- PROBLEM TO WORK ON
Where does the word "apply" show up in the records? Copy every line that holds it.

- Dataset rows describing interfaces
-=-=-
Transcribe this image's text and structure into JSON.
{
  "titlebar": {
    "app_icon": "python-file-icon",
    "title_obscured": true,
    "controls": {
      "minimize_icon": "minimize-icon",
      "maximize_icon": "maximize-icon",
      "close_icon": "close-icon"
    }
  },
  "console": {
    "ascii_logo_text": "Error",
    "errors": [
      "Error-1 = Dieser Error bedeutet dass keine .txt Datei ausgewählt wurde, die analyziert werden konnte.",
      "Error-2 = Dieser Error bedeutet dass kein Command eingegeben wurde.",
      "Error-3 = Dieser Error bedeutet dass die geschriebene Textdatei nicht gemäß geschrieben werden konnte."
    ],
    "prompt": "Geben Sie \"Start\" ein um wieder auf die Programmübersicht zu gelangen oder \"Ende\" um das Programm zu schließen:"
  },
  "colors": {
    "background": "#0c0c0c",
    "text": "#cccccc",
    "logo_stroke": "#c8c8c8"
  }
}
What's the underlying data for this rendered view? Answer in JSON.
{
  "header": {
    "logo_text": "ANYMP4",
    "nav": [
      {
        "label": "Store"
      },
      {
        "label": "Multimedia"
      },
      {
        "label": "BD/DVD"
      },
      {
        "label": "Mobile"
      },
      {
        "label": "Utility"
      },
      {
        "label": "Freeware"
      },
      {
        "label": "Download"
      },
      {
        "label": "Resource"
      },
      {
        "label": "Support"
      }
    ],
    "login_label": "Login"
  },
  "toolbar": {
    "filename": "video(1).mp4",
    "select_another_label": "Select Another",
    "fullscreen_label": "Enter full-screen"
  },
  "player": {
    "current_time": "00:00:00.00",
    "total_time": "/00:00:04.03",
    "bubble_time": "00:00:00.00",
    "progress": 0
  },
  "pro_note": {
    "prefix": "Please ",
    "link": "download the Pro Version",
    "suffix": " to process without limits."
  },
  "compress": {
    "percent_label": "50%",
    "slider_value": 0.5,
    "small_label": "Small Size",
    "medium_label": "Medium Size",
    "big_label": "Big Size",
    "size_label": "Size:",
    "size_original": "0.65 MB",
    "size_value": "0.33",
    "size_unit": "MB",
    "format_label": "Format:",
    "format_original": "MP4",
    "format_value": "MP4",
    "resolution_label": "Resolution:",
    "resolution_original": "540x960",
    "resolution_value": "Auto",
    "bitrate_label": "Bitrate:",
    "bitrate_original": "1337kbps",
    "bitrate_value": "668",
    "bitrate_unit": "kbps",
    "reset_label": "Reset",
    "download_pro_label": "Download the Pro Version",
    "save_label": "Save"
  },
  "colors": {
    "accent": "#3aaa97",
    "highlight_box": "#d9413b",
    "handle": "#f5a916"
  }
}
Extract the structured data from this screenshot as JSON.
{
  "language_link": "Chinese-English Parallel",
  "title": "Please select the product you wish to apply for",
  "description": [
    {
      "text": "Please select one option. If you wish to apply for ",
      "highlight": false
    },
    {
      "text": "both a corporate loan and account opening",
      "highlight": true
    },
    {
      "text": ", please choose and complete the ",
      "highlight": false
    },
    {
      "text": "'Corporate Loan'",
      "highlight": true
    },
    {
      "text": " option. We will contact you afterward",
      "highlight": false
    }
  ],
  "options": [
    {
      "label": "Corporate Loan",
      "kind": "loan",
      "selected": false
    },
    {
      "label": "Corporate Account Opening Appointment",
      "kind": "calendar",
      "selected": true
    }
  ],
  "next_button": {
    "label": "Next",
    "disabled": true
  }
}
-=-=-
- WORKED SOLUTION
  "title": "Please select the product you wish to apply for",
      "text": "Please select one option. If you wish to apply for ",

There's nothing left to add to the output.